This was my first book by Michael Connelly, whose suspense series involving Michael “Mickey” Haller concerns a defense attorney (Haller) who operates out of the back of his Lincoln (thus calling himself a “Lincoln Lawyer”).
I liked the quirkiness of Haller. After a gunshot wound he became addicted to oxycontin, and now has completed a stint in rehab, but he still struggles with temptation. His primary employees are his second-ex-wife and the ex-wife’s boyfriend. He also has a first ex-wife, with whom he has an eleven-year-old daughter. His daughter asks him uncomfortable questions about defending the guilty, causing him career-doubting angst. He knows that he does indeed occasionally enable the guilty to go free, but sometimes “street justice” then follows – known by police as “the brass verdict.” But that doesn’t help his conscience.

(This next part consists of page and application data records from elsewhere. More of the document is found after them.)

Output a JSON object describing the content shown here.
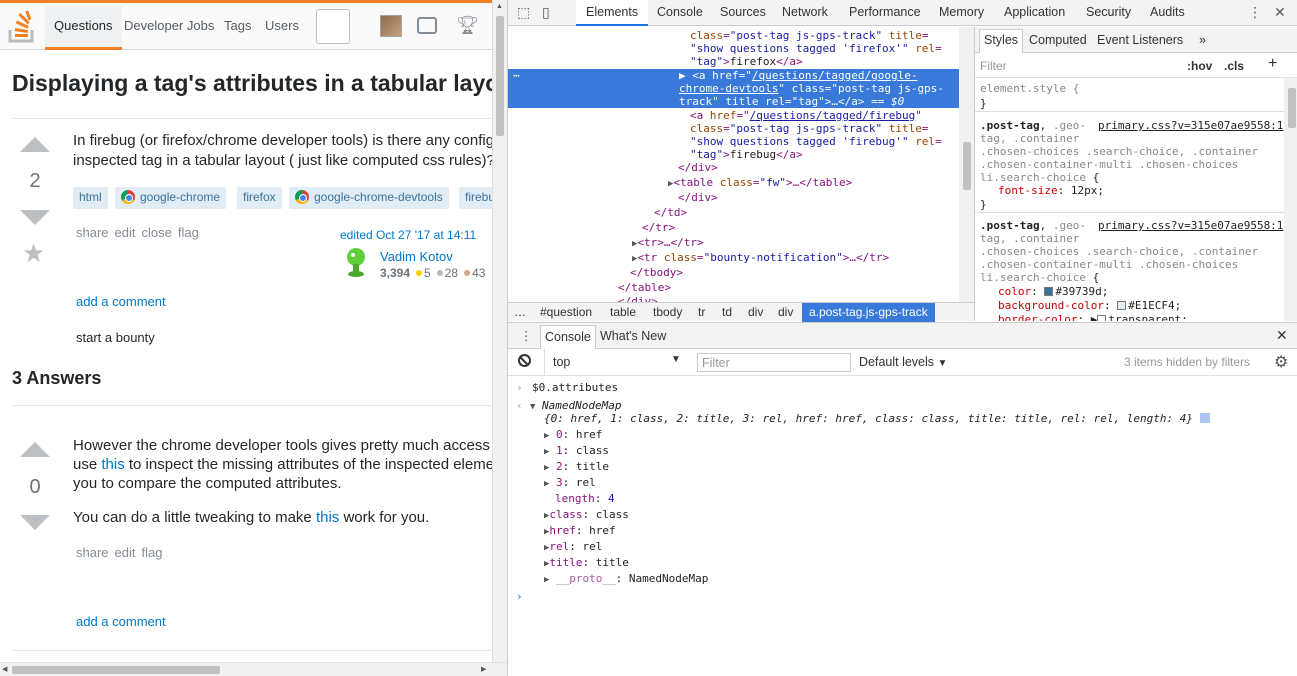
{
  "page": {
    "nav": {
      "questions": "Questions",
      "jobs": "Developer Jobs",
      "tags": "Tags",
      "users": "Users"
    },
    "question": {
      "title": "Displaying a tag's attributes in a tabular layout",
      "votes": "2",
      "body_line1": "In firebug (or firefox/chrome developer tools) is there any config",
      "body_line2": "inspected tag in a tabular layout ( just like computed css rules)?",
      "tags": [
        "html",
        "google-chrome",
        "firefox",
        "google-chrome-devtools",
        "firebug"
      ],
      "menu": [
        "share",
        "edit",
        "close",
        "flag"
      ],
      "edited": "edited Oct 27 '17 at 14:11",
      "user_name": "Vadim Kotov",
      "user_rep": "3,394",
      "badge_gold": "5",
      "badge_silver": "28",
      "badge_bronze": "43",
      "add_comment": "add a comment",
      "start_bounty": "start a bounty"
    },
    "answers_header": "3 Answers",
    "answer": {
      "votes": "0",
      "line1": "However the chrome developer tools gives pretty much access",
      "line2_pre": "use ",
      "line2_link": "this",
      "line2_post": " to inspect the missing attributes of the inspected eleme",
      "line3": "you to compare the computed attributes.",
      "line4_pre": "You can do a little tweaking to make ",
      "line4_link": "this",
      "line4_post": " work for you.",
      "menu": [
        "share",
        "edit",
        "flag"
      ],
      "add_comment": "add a comment"
    }
  },
  "devtools": {
    "tabs": [
      "Elements",
      "Console",
      "Sources",
      "Network",
      "Performance",
      "Memory",
      "Application",
      "Security",
      "Audits"
    ],
    "active_tab": "Elements",
    "dom": {
      "l0_class": "post-tag js-gps-track",
      "l0_title": "show questions tagged 'firefox'",
      "l0_rel": "tag",
      "l0_text": "firefox",
      "sel_href": "/questions/tagged/google-",
      "sel_href2": "chrome-devtools",
      "sel_class": "post-tag js-gps-",
      "sel_class2": "track",
      "sel_suffix": "== $0",
      "l3_href": "/questions/tagged/firebug",
      "l3_class": "post-tag js-gps-track",
      "l3_title": "show questions tagged 'firebug'",
      "l3_rel": "tag",
      "l3_text": "firebug",
      "table_class": "fw",
      "tr_class": "bounty-notification"
    },
    "breadcrumbs": [
      "…",
      "#question",
      "table",
      "tbody",
      "tr",
      "td",
      "div",
      "div",
      "a.post-tag.js-gps-track"
    ],
    "styles": {
      "tabs": [
        "Styles",
        "Computed",
        "Event Listeners"
      ],
      "filter_placeholder": "Filter",
      "hov": ":hov",
      "cls": ".cls",
      "element_style": "element.style {",
      "rule1_source": "primary.css?v=315e07ae9558:1",
      "rule1_prop": "font-size",
      "rule1_val": "12px",
      "rule2_source": "primary.css?v=315e07ae9558:1",
      "rule2_color": "#39739d",
      "rule2_bg": "#E1ECF4",
      "rule2_border": "transparent",
      "swatch_color": "#39739d",
      "swatch_bg": "#E1ECF4"
    },
    "console": {
      "drawer_tabs": [
        "Console",
        "What's New"
      ],
      "context": "top",
      "filter_placeholder": "Filter",
      "levels": "Default levels",
      "hidden": "3 items hidden by filters",
      "input": "$0.attributes",
      "map_name": "NamedNodeMap",
      "map_summary": "{0: href, 1: class, 2: title, 3: rel, href: href, class: class, title: title, rel: rel, length: 4}",
      "entries": [
        {
          "k": "0",
          "v": "href"
        },
        {
          "k": "1",
          "v": "class"
        },
        {
          "k": "2",
          "v": "title"
        },
        {
          "k": "3",
          "v": "rel"
        }
      ],
      "length": "4",
      "named": [
        {
          "k": "class",
          "v": "class"
        },
        {
          "k": "href",
          "v": "href"
        },
        {
          "k": "rel",
          "v": "rel"
        },
        {
          "k": "title",
          "v": "title"
        },
        {
          "k": "__proto__",
          "v": "NamedNodeMap"
        }
      ]
    }
  }
}
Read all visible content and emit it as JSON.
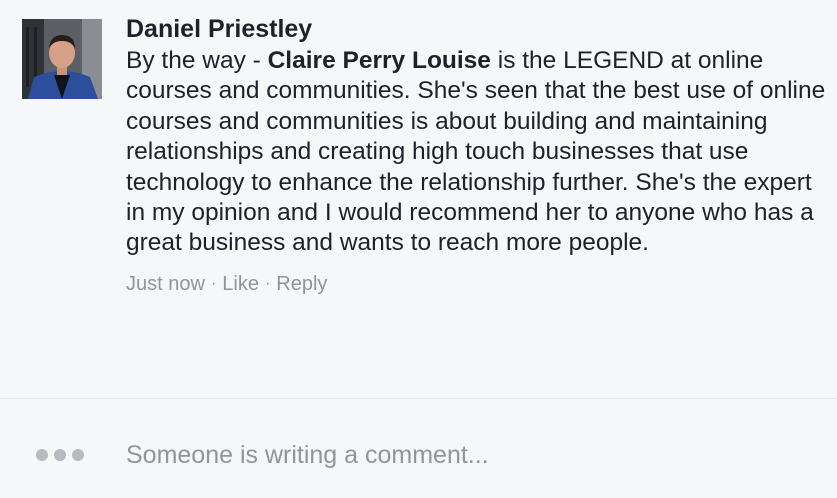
{
  "comment": {
    "author": "Daniel Priestley",
    "text_before": "By the way - ",
    "mention": "Claire Perry Louise",
    "text_after": " is the LEGEND at online courses and communities. She's seen that the best use of online courses and communities is about building and maintaining relationships and creating high touch businesses that use technology to enhance the relationship further. She's the expert in my opinion and I would recommend her to anyone who has a great business and wants to reach more people.",
    "timestamp": "Just now",
    "separator": "·",
    "like_label": "Like",
    "reply_label": "Reply"
  },
  "typing_indicator": {
    "text": "Someone is writing a comment...",
    "icon": "typing-dots-icon"
  },
  "colors": {
    "background": "#f6f7f9",
    "text": "#1d2129",
    "meta": "#90949c",
    "divider": "#e2e4e8",
    "dots": "#b7bac0"
  }
}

In this “episode” of the series, Haller inherits some cases belonging to a lawyer that was murdered. One of them is a very high profile case involving a movie industry mogul who allegedly shot his wife and her lover. Haller joins forces with a policeman improbably named Hieronymus Bosch to solve the crime. Haller knows what he is up against:
Cops lie. Lawyers lie. Witnesses lie. The victims lie.
A trial is a contest of lies. And everybody in the courtroom knows this. The judge knows this. Even the jury knows this. They come into the building knowing they will be lied to. They take their seats in the box and agree to be lied to.
The trick if you are sitting at the defense table is to be patient.”
I pretty much figured out who the bad person was immediately, but that didn’t hamper my enjoyment of the book too much. I like suspense, but I also value details of legal practice and litigation proceedings, so I could derive pleasure out of the latter if not the former.
Evaluation: If you like legal murder mysteries, Connelly is not a bad choice. I would read another if I happened upon it, but would probably not go out of my way to do so.
Published by Little, Brown & Company, 2008